Data records
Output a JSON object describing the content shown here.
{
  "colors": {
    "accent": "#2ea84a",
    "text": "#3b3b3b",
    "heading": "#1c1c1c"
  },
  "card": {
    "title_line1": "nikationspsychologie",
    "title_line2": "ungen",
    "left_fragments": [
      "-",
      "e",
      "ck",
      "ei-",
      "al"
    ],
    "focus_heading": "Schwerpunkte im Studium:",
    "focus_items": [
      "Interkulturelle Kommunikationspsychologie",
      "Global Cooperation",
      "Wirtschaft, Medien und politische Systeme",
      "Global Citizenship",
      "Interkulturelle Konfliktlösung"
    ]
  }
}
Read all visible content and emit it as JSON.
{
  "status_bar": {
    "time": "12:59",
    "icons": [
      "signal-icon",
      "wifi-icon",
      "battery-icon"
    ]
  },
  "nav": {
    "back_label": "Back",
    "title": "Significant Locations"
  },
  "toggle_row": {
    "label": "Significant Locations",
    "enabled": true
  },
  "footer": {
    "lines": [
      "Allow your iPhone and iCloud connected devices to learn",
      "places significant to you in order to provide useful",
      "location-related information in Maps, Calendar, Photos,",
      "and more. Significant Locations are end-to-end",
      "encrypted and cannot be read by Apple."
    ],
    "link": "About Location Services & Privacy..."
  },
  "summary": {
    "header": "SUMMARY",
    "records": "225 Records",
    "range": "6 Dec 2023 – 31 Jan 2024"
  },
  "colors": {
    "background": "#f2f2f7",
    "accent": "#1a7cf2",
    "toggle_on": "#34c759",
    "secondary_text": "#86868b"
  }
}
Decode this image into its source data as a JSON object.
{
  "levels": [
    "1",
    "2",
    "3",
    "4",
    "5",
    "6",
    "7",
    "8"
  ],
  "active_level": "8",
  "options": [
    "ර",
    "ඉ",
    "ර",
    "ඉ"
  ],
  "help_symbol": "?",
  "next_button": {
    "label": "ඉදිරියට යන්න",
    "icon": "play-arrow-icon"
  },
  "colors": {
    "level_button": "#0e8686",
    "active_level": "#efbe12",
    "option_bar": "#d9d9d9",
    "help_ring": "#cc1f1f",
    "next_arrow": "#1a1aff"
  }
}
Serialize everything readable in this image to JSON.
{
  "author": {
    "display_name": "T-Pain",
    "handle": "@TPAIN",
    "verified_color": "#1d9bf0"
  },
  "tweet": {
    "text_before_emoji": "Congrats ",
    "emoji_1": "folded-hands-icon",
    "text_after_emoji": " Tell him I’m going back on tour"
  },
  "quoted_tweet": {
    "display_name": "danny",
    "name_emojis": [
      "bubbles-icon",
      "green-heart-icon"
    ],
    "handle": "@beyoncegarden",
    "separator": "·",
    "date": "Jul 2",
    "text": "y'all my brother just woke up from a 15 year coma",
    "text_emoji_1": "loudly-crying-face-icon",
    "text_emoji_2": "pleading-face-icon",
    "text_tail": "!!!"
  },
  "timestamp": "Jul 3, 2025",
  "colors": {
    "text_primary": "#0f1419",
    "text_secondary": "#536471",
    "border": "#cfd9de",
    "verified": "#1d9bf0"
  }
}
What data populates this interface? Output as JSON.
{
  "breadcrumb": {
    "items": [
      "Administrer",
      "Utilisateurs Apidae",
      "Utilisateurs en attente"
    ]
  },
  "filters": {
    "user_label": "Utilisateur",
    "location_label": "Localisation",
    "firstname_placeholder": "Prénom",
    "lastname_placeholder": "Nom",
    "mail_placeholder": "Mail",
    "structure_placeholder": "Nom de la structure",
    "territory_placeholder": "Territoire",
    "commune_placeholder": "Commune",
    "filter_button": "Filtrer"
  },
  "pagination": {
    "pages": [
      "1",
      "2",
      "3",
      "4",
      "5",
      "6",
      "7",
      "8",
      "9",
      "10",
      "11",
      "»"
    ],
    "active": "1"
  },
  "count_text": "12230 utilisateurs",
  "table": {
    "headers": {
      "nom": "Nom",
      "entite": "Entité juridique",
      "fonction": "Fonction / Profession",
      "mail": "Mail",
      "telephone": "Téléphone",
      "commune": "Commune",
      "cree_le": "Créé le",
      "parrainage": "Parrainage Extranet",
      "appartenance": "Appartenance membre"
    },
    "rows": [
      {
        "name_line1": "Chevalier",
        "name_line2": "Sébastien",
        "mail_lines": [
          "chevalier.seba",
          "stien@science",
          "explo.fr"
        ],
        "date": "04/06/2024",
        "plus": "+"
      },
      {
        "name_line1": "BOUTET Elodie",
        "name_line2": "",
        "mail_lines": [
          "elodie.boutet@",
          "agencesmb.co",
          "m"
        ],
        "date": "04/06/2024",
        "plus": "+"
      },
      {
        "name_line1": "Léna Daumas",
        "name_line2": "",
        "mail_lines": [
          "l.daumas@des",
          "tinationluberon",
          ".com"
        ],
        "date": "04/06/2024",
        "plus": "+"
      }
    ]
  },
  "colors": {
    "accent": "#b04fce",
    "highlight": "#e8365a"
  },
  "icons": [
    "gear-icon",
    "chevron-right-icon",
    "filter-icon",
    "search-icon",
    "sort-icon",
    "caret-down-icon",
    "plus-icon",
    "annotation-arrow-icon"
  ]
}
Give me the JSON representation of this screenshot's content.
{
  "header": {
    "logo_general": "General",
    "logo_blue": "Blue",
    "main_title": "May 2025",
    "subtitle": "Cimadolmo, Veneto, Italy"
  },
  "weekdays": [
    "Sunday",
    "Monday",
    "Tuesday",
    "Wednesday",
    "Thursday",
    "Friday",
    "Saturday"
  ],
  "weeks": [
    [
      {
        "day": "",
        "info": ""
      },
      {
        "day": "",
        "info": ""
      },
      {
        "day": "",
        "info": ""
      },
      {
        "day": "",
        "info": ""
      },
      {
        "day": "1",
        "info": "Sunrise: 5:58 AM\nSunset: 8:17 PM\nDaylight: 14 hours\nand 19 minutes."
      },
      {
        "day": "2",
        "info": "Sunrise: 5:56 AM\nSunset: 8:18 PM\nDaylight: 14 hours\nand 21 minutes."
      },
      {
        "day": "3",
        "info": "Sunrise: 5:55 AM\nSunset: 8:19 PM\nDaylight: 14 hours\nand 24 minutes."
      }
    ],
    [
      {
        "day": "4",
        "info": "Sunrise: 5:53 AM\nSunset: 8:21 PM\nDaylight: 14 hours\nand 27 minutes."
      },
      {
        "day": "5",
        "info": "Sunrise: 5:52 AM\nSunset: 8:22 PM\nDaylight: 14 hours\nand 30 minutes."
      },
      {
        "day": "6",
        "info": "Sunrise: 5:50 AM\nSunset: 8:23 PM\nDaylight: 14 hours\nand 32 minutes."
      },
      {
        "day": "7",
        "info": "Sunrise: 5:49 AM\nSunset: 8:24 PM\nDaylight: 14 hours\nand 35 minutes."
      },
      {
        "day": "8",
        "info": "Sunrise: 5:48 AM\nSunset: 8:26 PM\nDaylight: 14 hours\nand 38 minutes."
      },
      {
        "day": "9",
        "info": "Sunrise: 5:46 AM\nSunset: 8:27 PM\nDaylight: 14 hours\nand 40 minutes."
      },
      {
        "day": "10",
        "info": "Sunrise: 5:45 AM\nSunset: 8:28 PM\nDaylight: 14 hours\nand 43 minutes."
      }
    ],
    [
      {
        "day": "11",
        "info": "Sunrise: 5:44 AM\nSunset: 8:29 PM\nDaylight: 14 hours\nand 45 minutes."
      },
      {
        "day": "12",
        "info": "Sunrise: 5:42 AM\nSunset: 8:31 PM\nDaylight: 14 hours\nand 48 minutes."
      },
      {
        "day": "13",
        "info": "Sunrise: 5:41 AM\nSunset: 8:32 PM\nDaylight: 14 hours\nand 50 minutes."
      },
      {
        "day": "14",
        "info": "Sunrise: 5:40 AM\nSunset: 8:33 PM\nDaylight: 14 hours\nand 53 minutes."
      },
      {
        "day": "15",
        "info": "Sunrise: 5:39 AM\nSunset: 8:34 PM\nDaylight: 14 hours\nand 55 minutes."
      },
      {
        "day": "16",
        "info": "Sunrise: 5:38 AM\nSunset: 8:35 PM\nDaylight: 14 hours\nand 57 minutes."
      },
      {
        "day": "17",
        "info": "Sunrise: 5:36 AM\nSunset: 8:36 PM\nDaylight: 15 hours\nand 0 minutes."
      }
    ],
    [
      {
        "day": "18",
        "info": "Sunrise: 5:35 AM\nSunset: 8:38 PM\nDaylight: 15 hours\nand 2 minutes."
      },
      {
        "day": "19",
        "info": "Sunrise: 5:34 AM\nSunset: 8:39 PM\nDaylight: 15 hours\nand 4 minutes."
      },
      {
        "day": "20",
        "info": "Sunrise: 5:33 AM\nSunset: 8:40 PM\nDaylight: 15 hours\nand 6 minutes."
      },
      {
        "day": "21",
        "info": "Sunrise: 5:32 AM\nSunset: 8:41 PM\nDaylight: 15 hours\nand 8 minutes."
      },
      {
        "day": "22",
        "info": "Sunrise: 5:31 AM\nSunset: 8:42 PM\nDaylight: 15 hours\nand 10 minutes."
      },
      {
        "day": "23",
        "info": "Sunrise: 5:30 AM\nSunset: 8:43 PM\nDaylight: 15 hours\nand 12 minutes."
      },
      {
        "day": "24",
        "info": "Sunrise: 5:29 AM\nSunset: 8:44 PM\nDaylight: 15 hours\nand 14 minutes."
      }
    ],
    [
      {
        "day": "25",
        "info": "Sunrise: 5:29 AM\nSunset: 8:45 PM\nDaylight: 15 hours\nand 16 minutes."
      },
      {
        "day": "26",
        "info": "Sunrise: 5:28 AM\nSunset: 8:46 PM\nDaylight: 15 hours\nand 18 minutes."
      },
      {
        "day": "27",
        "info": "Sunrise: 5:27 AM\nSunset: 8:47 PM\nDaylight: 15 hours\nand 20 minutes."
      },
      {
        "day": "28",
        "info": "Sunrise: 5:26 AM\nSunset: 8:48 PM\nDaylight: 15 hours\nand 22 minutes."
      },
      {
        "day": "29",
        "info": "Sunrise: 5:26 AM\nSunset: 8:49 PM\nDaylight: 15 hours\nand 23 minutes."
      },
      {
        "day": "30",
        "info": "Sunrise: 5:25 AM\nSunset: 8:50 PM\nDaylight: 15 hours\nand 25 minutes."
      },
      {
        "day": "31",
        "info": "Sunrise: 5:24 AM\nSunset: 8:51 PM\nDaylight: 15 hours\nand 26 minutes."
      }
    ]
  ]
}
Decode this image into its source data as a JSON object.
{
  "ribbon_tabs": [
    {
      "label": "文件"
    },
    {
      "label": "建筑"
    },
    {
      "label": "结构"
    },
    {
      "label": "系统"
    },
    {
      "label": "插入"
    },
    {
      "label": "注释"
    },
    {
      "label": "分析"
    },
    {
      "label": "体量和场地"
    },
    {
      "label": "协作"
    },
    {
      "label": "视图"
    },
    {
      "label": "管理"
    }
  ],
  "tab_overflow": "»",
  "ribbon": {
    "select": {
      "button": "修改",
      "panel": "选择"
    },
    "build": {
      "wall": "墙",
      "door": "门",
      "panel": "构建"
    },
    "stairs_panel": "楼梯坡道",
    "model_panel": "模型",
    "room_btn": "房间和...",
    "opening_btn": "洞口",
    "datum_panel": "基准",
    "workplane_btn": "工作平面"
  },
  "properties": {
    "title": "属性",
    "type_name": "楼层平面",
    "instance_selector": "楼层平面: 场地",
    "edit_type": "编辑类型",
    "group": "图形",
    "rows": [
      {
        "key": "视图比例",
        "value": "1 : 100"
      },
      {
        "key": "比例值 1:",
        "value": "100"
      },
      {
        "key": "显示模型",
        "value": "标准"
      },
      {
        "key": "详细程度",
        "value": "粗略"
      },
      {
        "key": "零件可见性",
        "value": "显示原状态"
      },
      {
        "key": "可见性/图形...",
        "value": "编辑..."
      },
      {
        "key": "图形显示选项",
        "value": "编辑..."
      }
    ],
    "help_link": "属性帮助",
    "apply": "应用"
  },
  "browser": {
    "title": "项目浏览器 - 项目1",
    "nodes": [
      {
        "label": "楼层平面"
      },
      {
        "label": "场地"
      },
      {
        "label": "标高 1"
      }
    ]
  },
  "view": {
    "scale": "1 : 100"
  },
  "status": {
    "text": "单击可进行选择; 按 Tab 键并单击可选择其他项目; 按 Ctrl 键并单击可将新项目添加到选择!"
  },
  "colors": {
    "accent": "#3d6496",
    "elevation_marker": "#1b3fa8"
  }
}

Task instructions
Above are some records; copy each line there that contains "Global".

Solution
      "Global Cooperation",
      "Global Citizenship",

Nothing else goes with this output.